CULANN – Single Review: “Rovers”

Hailing from Irvine, North Ayrshire, Scotland is Culann, a talented five-piece comprised of brothers PJ (vocals, guitar) and Sean (drums) Kelly, Greg Irish (guitar), Ross McCluskie (keyboards) and Calum Davis (bass). Formed in 2008 while still in their teens, they’ve managed to stay together as a band all these years, rather unusual for a group with five members. Skillfully blending elements of folk, Celtic-rock, alt-rock, prog rock and even a bit of reggae, as well as largely ignoring the norms of conventional songwriting and structures, they employ complex melodies, frequent time changes and an unlikely fusion of traditional Scottish music with a contemporary rock approach to create their own distinct and colorful sound. They’re also proud of their Scottish heritage, and sing it’s praises on a lot of their songs.

They’ve released music rather sporadically over the years, beginning with their self-titled debut album Culann in 2012. They followed with a few singles, finally dropping their beautiful second album The Great Ecumene seven years later, in 2019 (which I reviewed). Now, Culann are back with a fantastic new single “Rovers”. Released in September, it’s their first new music in three and a half years. The time off hasn’t diminished their dynamic sound one bit. The guys effortlessly deliver driving rhythms, fueled by Calum’s powerful chugging bass line and Sean’s explosive drums, and fortified by PJ and Greg’s dual intertwining guitars and Ross’s sparkling keyboards. The music is alternately raging and delicate, serving to heighten the tension as the song progresses, and keeping a firm grasp on our attention from start to finish. “Rovers” is another superb song from this remarkable band.

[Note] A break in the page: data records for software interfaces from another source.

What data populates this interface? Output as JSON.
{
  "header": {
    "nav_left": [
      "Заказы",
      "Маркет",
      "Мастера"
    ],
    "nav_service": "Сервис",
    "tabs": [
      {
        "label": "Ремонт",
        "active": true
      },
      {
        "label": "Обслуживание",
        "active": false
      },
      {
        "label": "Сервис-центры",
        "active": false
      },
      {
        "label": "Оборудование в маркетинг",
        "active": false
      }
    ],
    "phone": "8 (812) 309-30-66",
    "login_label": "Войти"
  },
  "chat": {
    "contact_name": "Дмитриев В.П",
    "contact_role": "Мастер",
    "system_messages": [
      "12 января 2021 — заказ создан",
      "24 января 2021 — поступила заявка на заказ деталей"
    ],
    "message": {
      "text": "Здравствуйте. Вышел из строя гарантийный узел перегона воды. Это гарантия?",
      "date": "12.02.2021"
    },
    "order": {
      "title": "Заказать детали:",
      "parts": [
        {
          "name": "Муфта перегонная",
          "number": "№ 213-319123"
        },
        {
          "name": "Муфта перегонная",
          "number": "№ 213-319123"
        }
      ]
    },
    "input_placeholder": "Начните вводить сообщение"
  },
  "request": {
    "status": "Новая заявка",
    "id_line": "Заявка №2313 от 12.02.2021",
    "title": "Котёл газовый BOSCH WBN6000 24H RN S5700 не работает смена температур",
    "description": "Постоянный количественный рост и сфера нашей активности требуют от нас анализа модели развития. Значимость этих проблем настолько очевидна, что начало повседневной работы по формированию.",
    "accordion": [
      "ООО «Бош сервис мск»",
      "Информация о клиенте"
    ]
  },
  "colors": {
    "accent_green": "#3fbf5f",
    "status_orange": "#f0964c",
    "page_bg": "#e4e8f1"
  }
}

As to the song’s meaning, PJ explained: “It’s based on an old myth from our area in Scotland called ‘Rovers Doom on the Carrick Shore’. The two main characters, pirates consisting of a captain known as the ‘rover’, and his shipman, used to take their ship and raid the coastal towns. The younger of the two men hears a voice one night, an enchanting mermaid’s song beckoning them to come closer. He tells his captain, who immediately is defiant of any supernatural occurrence. He ignores the younger man’s advice and hits full steam ahead, causing the ship to crash into the rocks, whereupon the crew meet their doom. Lyrically we wanted to show both men’s point of view; the younger man laments the song and speaks of how he hears the mermaids song in his dreams. The older captain is bullish, in the lyrics he says things like ‘ignore the heathen’s lore’.”

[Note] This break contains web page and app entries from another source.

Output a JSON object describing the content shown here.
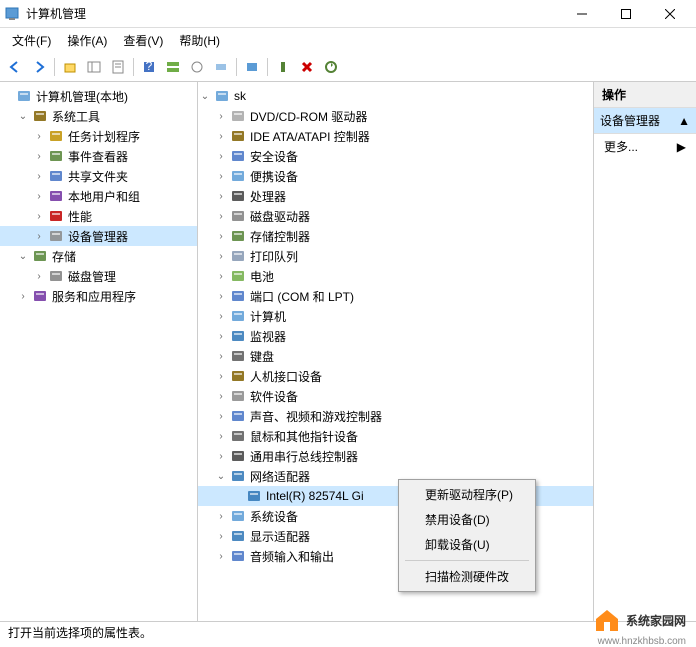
{
  "window": {
    "title": "计算机管理"
  },
  "menubar": [
    "文件(F)",
    "操作(A)",
    "查看(V)",
    "帮助(H)"
  ],
  "actions_panel": {
    "header": "操作",
    "selected": "设备管理器",
    "more": "更多..."
  },
  "statusbar": "打开当前选择项的属性表。",
  "left_tree": {
    "root": "计算机管理(本地)",
    "groups": [
      {
        "label": "系统工具",
        "expanded": true,
        "children": [
          {
            "label": "任务计划程序",
            "icon": "task"
          },
          {
            "label": "事件查看器",
            "icon": "event"
          },
          {
            "label": "共享文件夹",
            "icon": "share"
          },
          {
            "label": "本地用户和组",
            "icon": "users"
          },
          {
            "label": "性能",
            "icon": "perf"
          },
          {
            "label": "设备管理器",
            "icon": "device",
            "selected": true
          }
        ]
      },
      {
        "label": "存储",
        "expanded": true,
        "children": [
          {
            "label": "磁盘管理",
            "icon": "disk"
          }
        ]
      },
      {
        "label": "服务和应用程序",
        "expanded": false
      }
    ]
  },
  "device_tree": {
    "root": "sk",
    "categories": [
      {
        "label": "DVD/CD-ROM 驱动器",
        "icon": "disc"
      },
      {
        "label": "IDE ATA/ATAPI 控制器",
        "icon": "ide"
      },
      {
        "label": "安全设备",
        "icon": "security"
      },
      {
        "label": "便携设备",
        "icon": "portable"
      },
      {
        "label": "处理器",
        "icon": "cpu"
      },
      {
        "label": "磁盘驱动器",
        "icon": "disk"
      },
      {
        "label": "存储控制器",
        "icon": "storage"
      },
      {
        "label": "打印队列",
        "icon": "printer"
      },
      {
        "label": "电池",
        "icon": "battery"
      },
      {
        "label": "端口 (COM 和 LPT)",
        "icon": "port"
      },
      {
        "label": "计算机",
        "icon": "computer"
      },
      {
        "label": "监视器",
        "icon": "monitor"
      },
      {
        "label": "键盘",
        "icon": "keyboard"
      },
      {
        "label": "人机接口设备",
        "icon": "hid"
      },
      {
        "label": "软件设备",
        "icon": "software"
      },
      {
        "label": "声音、视频和游戏控制器",
        "icon": "sound"
      },
      {
        "label": "鼠标和其他指针设备",
        "icon": "mouse"
      },
      {
        "label": "通用串行总线控制器",
        "icon": "usb"
      },
      {
        "label": "网络适配器",
        "icon": "network",
        "expanded": true,
        "children": [
          {
            "label": "Intel(R) 82574L Gi",
            "icon": "nic",
            "selected": true
          }
        ]
      },
      {
        "label": "系统设备",
        "icon": "system"
      },
      {
        "label": "显示适配器",
        "icon": "display"
      },
      {
        "label": "音频输入和输出",
        "icon": "audio"
      }
    ]
  },
  "context_menu": [
    {
      "label": "更新驱动程序(P)"
    },
    {
      "label": "禁用设备(D)"
    },
    {
      "label": "卸载设备(U)"
    },
    {
      "sep": true
    },
    {
      "label": "扫描检测硬件改"
    }
  ],
  "watermark": {
    "text": "系统家园网",
    "url": "www.hnzkhbsb.com"
  }
}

‘Row out to me my love’
Came the gorgeous sunset cry
A force, a voice of comfort
With no danger & no lie

It’s you, when I close my eyes
No others see you in their dreams
and your voice that haunts me only
Are things not what they seem


SAIL! It’s springtime in the harbour.
Fuck the cries, the mermaid’s lies. Ignore the heathen's lore.
SAIL! It’s your time in the harbour.
There’s no Red Head, alive or dead, that can whip winds off the shore

So now, from the burning sea
We watch, as the waves turn wild
and I beg don’t call another
to leave one more orphan child, tonight.

SAIL! It’s springtime in the harbour.
Fuck the cries, the mermaid’s lies. Ignore the heathen's lore.
SAIL! It’s your time in the harbour.
There’s no Red Head, alive or dead, that can whip winds off the shore

So why, why take me blindly
I’ll never comprehend
Cause you, you curse the bounty
and sent me to my end

Below the ocean waves
across the thunder sea
Below the ocean waves
You sleep with me

The dramatic video, shot in black and white by Stuart Alexander, was filmed in and around the historic coastal hamlet of Portencross, and features Scottish actor Rab Affleck, who’s also starred in six other Culann videos, as well as actor Brian Blakeley. The two are seen acting out their conflict, interspersed with scenes of the band performing the song near a raging fire.

Connect with Culann: Facebook / Twitter / Instagram
Stream their music: Spotify / Apple Music / YouTube
Purchase: BandcampBig Cartel